Everything went well yesterday until about an hour before boarding, when a delay was signalled. OK, not too serious, and a gate allocation duly appeared, and we all duly appeared at the gate. To wait. And wait. About 50 minutes after the new departure time, with no boarding and no announcements, the sign went blank and then blinked "Gate Closed". The five members of BA staff at the gate clearly did not have the full picture of what was happening. Terminal 5 is not short of BA staff, as I found out on my depressing journey back through the arrivals area after (finally) the cancellation of the flight was announced. They pretty much lined our route, handing out bottles of water (a la London marathon drink-stations) and leaflets telling us that BA were unable to arrange any hotel accommodation. The reason for not being able to set people up with hotels was basically that London is full of people watching Wimbledon (that's what it said!). The silver lining in this cloud was the BA staff member on the customer service desk, who was polite, empathic and able to book me on to flights the next day. I've been up-graded, too, which means instead of paying £1 for 10 minutes to surf the net outside the omnipresent Starbucks, I am in the BA private lounge watching the departures board - which is now showing my re-booked flight as delayed!
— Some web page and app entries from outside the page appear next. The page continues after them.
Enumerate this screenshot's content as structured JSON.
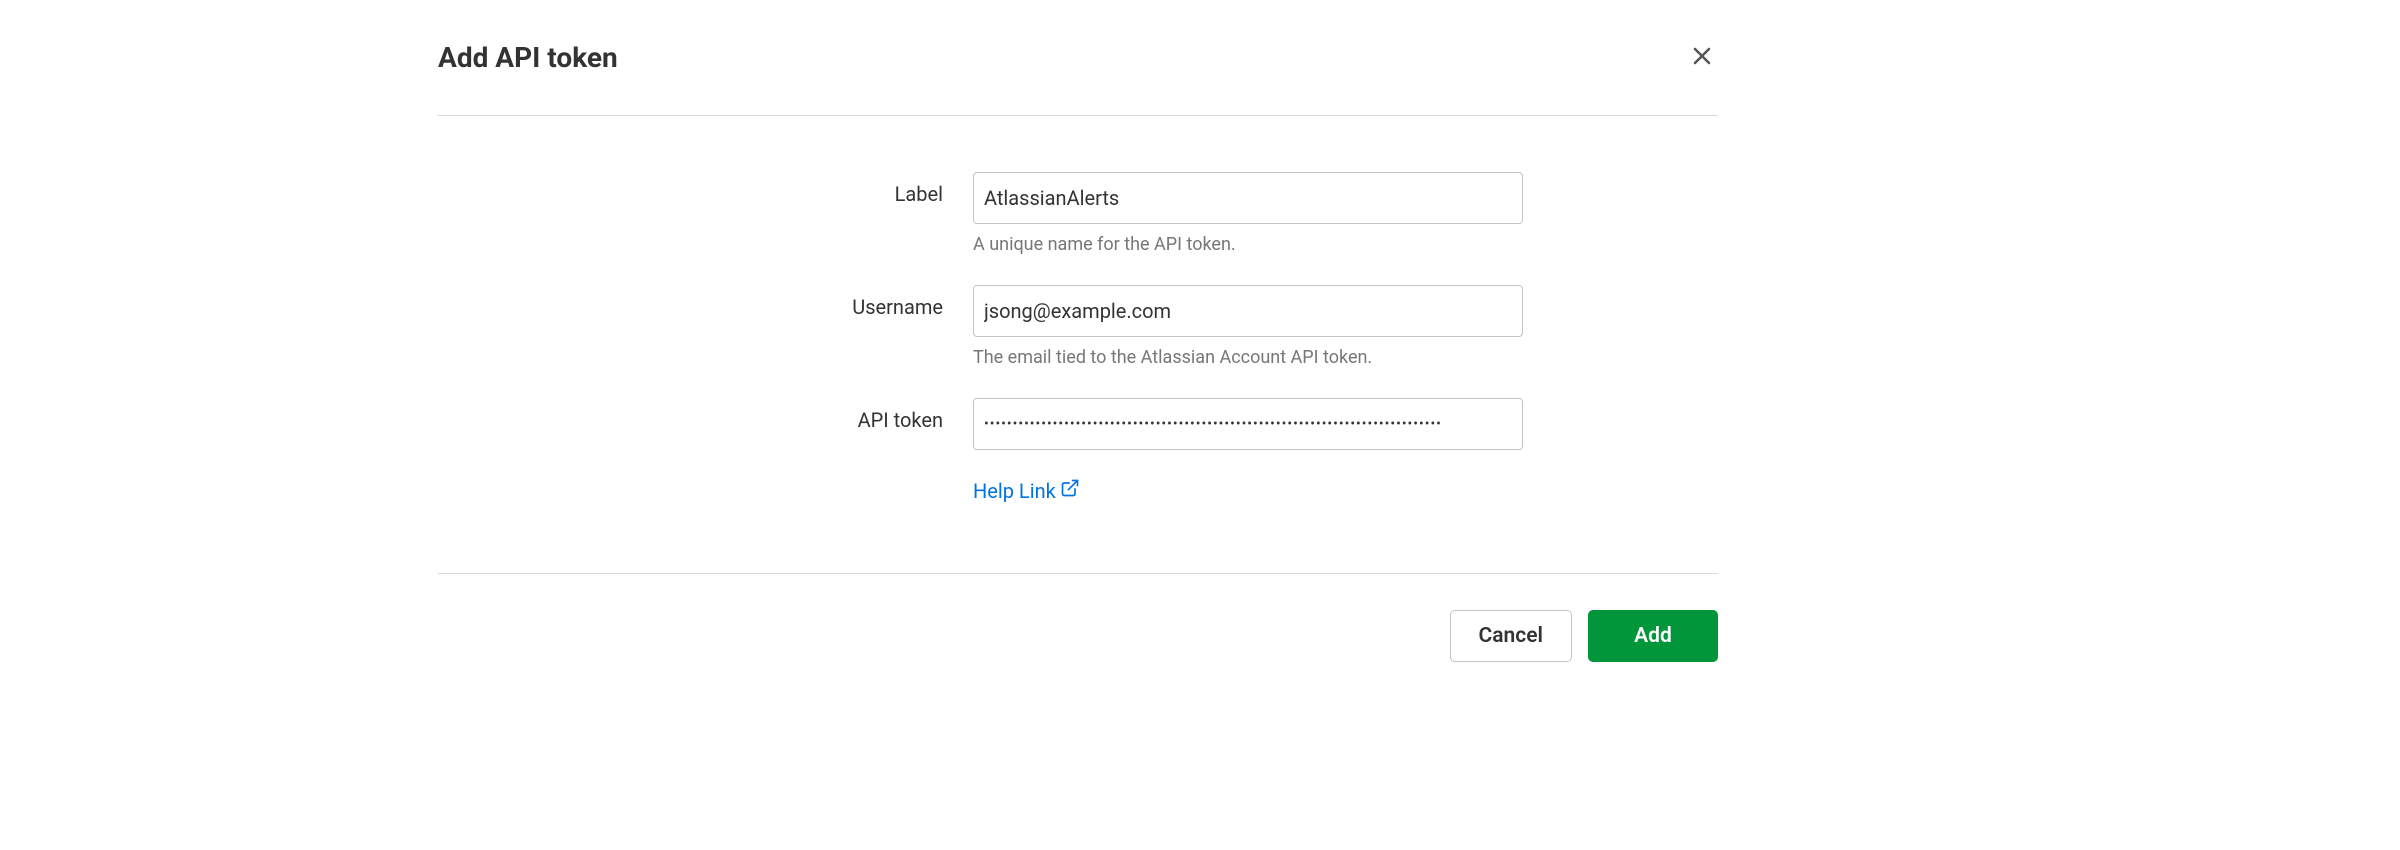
{
  "header": {
    "title": "Add API token"
  },
  "form": {
    "label": {
      "label": "Label",
      "value": "AtlassianAlerts",
      "hint": "A unique name for the API token."
    },
    "username": {
      "label": "Username",
      "value": "jsong@example.com",
      "hint": "The email tied to the Atlassian Account API token."
    },
    "apitoken": {
      "label": "API token",
      "value": "••••••••••••••••••••••••••••••••••••••••••••••••••••••••••••••••••••••••••••••••"
    },
    "help_link": "Help Link"
  },
  "footer": {
    "cancel": "Cancel",
    "add": "Add"
  }
}
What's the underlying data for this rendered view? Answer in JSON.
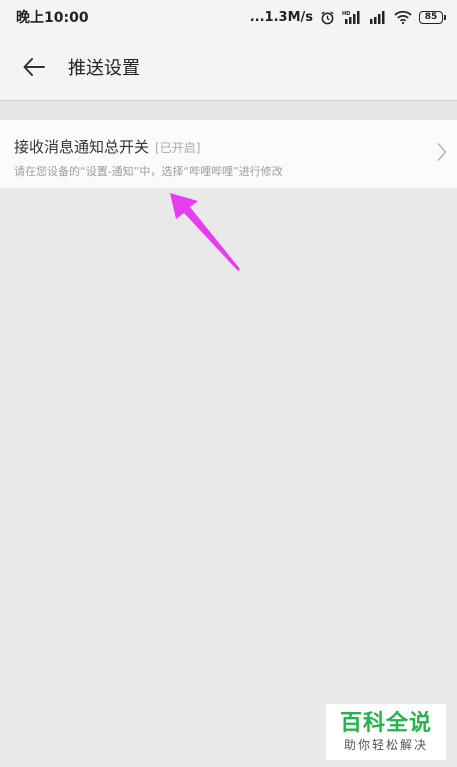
{
  "status_bar": {
    "time": "晚上10:00",
    "net_speed": "...1.3M/s",
    "battery": "85",
    "icons": [
      "alarm-icon",
      "signal-icon",
      "signal-icon",
      "wifi-icon",
      "battery-icon"
    ]
  },
  "header": {
    "back_icon": "back-arrow-icon",
    "title": "推送设置"
  },
  "setting": {
    "title": "接收消息通知总开关",
    "status": "[已开启]",
    "description": "请在您设备的“设置-通知”中，选择“哔哩哔哩”进行修改",
    "chevron_icon": "chevron-right-icon"
  },
  "annotation": {
    "color": "#e83cf0"
  },
  "watermark": {
    "main": "百科全说",
    "sub": "助你轻松解决"
  }
}
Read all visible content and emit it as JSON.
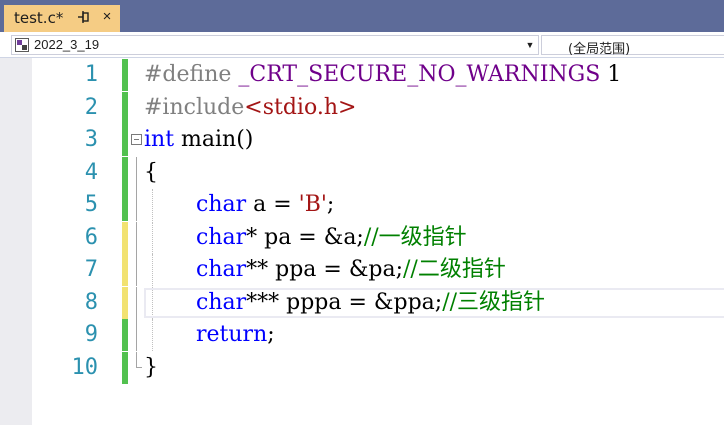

At least I can do some reflection. And reading (I'm reading "Mind & Nature: a necessary unity" by Gregory Bateson, which will be worth several Blog postings in its own right. And surfing, of course - I'm now fully up to date with all my Scrabulous matches and I've seen my book jump in the Lulu rankings from 99,326 to 44, 885 (a seismic move that even Henley would envy). Not bad what 8 copies sold can do for an author.